On a cold, winter day of February, Sadako was running on a school yard where she fell on the ground. Her parents are worried so they brought Sadako to the Red Cross Hospital.
Sadako developed a swelling on her neck and behind her ears; later on purple spots had appeared on her legs. During that time, there has been an increase case of similar symptoms among the surviving children of the tragedy and later on was identified as “leukemia” caused nonetheless by radiation, but commonly called among locals as the “atomic bomb disease”. Her condition has worsened; she was hospitalized and given a year to live. Sadako was afraid that she will be like the others, who entered the hospital and never come out again.
Her frequent visitor is her best friend Chizuko Hamamoto, who on one of her visits folded a piece of golden paper crane in reference to the Japanese belief that anyone who folded a 1, 000 origami cranes can have their wish granted by Gods. Chizuko only wish is for her friend sickness to go away.

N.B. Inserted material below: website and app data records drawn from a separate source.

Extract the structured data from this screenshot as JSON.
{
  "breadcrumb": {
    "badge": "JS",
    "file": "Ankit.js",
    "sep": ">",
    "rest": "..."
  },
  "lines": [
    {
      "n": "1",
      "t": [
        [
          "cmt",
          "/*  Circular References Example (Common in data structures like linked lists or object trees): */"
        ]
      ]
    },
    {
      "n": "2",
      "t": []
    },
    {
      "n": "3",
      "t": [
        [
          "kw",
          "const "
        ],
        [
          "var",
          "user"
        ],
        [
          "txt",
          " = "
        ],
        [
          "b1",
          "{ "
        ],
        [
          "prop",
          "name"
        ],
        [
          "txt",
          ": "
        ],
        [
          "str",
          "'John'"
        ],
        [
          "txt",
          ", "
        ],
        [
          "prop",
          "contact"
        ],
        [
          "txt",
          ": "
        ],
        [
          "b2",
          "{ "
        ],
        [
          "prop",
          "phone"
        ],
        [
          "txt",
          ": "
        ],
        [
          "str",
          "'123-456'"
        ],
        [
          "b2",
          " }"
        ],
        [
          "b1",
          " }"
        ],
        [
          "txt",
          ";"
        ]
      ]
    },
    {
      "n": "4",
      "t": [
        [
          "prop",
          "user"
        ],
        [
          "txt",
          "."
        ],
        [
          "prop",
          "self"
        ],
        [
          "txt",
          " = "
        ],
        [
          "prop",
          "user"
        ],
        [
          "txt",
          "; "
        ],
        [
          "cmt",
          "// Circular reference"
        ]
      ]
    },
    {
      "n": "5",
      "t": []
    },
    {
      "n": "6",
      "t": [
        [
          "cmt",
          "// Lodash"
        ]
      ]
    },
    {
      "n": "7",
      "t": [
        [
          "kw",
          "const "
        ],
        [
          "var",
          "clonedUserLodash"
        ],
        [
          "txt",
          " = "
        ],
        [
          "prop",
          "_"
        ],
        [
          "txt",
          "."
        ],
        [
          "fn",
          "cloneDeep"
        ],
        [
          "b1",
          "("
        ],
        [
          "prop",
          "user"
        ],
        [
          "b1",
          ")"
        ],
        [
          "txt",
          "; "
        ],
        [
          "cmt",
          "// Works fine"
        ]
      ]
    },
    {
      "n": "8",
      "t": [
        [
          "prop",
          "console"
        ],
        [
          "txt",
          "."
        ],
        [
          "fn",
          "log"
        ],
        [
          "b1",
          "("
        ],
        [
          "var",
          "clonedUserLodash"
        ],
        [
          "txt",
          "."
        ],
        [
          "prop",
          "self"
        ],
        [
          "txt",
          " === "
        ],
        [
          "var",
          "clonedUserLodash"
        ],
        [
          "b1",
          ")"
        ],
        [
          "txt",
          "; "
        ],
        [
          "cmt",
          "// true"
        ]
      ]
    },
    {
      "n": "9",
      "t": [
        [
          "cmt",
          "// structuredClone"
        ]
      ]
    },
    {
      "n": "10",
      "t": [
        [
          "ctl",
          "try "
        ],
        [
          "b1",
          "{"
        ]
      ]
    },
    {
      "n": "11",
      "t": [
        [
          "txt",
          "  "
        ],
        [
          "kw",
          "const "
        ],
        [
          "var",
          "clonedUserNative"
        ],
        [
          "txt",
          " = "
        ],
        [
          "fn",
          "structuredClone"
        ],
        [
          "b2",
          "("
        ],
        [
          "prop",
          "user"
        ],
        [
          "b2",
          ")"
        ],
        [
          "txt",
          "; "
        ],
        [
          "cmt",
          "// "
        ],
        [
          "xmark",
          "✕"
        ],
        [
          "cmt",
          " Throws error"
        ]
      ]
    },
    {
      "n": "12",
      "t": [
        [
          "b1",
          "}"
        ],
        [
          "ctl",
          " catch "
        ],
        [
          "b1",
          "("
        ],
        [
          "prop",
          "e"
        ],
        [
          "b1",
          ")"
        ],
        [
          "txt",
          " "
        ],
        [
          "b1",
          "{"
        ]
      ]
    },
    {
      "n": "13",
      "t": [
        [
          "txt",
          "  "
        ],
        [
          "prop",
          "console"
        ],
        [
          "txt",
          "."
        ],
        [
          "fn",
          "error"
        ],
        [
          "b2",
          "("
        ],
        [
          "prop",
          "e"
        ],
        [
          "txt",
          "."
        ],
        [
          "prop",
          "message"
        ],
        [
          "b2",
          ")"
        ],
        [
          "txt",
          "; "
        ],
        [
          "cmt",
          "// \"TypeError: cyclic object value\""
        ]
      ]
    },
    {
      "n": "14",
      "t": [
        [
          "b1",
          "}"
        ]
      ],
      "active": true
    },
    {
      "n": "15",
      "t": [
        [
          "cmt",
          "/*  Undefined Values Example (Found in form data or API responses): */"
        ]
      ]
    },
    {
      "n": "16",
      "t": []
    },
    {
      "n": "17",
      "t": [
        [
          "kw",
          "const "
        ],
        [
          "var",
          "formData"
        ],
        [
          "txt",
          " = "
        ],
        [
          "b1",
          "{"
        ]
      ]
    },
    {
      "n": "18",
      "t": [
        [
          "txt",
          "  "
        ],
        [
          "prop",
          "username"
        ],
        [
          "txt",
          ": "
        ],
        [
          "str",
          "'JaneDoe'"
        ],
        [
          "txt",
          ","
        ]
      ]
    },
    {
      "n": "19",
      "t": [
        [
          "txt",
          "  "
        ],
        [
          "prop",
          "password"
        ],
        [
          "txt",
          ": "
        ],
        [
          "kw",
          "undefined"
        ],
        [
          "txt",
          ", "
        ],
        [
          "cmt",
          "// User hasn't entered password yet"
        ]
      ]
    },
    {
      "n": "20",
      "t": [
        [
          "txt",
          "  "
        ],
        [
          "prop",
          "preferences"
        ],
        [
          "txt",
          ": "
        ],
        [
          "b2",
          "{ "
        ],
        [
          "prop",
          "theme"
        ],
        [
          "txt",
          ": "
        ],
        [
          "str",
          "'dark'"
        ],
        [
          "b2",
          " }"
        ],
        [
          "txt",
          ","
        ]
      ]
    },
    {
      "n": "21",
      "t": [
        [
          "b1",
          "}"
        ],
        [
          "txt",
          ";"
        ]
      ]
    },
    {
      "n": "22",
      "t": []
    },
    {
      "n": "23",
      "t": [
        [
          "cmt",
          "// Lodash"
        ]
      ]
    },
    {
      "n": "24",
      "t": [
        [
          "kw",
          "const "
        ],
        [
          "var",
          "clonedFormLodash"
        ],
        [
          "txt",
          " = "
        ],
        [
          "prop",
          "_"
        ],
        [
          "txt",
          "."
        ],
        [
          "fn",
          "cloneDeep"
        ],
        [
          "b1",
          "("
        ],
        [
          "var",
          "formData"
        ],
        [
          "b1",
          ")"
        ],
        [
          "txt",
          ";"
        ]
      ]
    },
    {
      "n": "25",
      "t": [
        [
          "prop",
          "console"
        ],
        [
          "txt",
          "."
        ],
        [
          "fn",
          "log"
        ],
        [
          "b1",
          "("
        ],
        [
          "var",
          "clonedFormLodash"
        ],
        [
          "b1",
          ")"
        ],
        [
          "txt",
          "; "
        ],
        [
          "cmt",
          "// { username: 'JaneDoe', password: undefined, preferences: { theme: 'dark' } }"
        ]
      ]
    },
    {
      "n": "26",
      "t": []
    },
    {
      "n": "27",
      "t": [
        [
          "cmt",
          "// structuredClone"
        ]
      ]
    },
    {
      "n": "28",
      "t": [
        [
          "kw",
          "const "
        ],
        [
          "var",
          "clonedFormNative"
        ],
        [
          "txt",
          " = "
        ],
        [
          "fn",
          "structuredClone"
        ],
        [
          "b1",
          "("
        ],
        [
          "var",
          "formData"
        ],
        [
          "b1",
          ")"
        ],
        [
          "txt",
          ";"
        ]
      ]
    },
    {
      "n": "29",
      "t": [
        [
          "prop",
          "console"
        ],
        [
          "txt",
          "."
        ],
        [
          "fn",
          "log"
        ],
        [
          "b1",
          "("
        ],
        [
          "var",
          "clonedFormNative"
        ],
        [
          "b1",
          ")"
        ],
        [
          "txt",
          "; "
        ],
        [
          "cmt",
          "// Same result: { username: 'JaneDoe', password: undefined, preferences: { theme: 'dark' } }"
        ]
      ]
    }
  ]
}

Wanted to heal and to be able to go back to school, Sadako started folding paper cranes with one goal in mind- to complete the 1,000 origami cranes. She asked her brother to hang them on the ceiling of her hospital room and whenever she look at them, the paper cranes give her a surge of energy and more willingness to get better.
Despite running out of papers, Sadako is determined to reach her goal by using whatever paper available at the hospital; she would ask other patients if she can use the papers from their presents, while Chizuko also brings papers from school and Nurse Yasunaga often gave her the packages of medicines.
At the age of 12, on the morning of October 25, 1955, surrounded by her family, Sadako Sasaki passed away. She completed only 644 origami cranes.
Her schoolmates completed the remaining 356 paper cranes. All thousand cranes were buried together with Sadako.
A collection of Sadako’s letters was published by friends and schoolmates in order to raise funds to build a memorial dedicated for her and all the children who died from the effects of the atomic bomb. In 1958, Sadako Sasaki statue holding a golden crane with outstretched hand (Children’s Peace Monument) was unveiled at Hiroshima Peace Park and a Folded Crane Club was organized in her honor.
“This is our cry. This is our prayer. Peace on Earth.”